Rescuing Kathryn Stockett's The Help from the Bestseller List
If a novel is a New York Times bestseller, on the list for fifty-six weeks and running, might it be too successful to be literary? The Help first appeared on the list March 29, 2009, and reached the number one spot January 24, 2010, for a total of six weeks. It was in the number two spot for ten weeks. Will Stockett's novel, especially when the movie version arrives, become the Gone with the Wind of the twenty-first century? Mitchell's novel, published in 1936 (the NYT list made its advent in 1942) broke publishing records of its day, is still a bestseller but was ignored by the academy until 1970.

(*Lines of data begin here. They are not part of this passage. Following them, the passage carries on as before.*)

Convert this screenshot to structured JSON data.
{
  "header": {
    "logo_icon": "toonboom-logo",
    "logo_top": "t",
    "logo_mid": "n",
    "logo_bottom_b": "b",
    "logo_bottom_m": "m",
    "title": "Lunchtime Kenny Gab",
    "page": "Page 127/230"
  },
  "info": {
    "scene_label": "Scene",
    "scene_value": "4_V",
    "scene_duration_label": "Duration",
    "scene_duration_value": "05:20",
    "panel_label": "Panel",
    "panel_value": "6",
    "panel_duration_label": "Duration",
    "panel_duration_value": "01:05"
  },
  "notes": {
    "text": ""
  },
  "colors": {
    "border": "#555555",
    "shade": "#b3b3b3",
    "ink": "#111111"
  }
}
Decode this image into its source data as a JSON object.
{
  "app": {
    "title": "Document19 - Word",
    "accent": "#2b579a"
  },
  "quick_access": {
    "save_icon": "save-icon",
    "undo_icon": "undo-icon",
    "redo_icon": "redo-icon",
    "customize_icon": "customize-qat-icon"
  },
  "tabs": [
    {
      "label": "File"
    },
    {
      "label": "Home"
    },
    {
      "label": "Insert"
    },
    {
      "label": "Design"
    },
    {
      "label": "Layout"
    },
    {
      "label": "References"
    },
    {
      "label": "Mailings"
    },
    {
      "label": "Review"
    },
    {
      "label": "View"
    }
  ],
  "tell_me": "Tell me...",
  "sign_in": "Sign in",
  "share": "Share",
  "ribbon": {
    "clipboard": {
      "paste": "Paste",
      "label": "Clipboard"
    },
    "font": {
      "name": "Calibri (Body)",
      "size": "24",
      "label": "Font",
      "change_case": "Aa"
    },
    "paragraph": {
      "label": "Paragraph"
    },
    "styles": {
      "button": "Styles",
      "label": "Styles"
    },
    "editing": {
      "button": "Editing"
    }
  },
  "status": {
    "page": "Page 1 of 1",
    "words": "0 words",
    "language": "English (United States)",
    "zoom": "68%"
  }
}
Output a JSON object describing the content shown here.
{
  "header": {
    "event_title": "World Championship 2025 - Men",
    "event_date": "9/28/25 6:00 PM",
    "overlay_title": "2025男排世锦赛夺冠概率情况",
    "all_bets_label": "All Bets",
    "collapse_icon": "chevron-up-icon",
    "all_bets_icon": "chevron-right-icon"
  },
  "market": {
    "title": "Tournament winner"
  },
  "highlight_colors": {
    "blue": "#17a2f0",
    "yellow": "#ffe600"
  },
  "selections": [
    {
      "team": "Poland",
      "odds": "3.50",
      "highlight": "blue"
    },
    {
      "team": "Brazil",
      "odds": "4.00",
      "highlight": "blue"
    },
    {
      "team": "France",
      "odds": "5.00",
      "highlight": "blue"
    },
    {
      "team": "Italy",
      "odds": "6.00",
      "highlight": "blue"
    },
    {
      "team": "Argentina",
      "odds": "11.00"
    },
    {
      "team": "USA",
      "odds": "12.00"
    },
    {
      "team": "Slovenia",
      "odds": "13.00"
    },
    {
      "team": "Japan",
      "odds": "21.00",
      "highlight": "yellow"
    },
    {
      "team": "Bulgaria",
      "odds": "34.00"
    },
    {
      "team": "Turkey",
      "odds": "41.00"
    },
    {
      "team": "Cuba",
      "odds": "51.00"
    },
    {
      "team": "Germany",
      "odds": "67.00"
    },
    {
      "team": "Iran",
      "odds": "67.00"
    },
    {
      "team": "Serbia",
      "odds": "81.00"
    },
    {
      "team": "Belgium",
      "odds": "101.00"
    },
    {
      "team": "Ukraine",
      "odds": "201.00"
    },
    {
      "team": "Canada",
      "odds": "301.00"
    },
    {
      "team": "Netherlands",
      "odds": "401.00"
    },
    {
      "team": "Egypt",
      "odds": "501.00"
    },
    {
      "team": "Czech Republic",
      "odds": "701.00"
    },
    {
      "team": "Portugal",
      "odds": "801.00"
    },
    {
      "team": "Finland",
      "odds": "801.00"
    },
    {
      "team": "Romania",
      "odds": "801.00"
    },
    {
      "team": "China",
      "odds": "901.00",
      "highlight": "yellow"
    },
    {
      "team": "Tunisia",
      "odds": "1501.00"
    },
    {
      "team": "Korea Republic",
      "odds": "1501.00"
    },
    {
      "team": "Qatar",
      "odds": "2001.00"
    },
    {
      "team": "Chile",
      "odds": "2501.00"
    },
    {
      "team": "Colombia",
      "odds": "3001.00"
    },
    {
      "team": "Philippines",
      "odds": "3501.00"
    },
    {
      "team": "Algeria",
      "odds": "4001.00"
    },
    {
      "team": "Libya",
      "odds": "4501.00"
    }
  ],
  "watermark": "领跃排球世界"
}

This conference panel devoted to The Help seeks to bridge scholarship with popular book club literature. A naysayer might argue that the book is too "light" or too popular to analyze in a theoretical framework, but a popular book can also be a well-written book. Many approaches come to mind for serious consideration of The Help: using Deborah McDowell's and Patricia Hill Collins' analyses of black women's bodies to discuss Aibileen and Minny; applying Shari Benstock's theories of autobiography to Aibileen's written stories and the other servants' oral stories; using Adrienne Rich's ideas of recovery and re-vision to address the way Skeeter sees her subjects' stories; and analyzing mother figures. It would also be interesting to apply the Bildungsroman to Skeeter's journey to freedom and social awareness, or to discuss the silence surrounding female illness (Skeeter's mother and Celia), or to analyze narrative voice or the nonfiction texts (Help, Junior League Newsletter, Miss Myrna's column) within the fiction. Comparative analysis of The Help with Anne Tyler's 1975 short story "The Geologist's Maid," Ellen Douglas's 1988 novel Can't Quit You, Baby, Mary Romero's 1992 study Maid in the U.S.A., or Sindiwe Magona's 1994 story cycle, Living, Loving, and Lying Awake at Night would evoke critical discussion.
To contribute to the discussion, please submit proposals for 20-minute presentations to Jill Goad at email@example.com by July 1, 2010.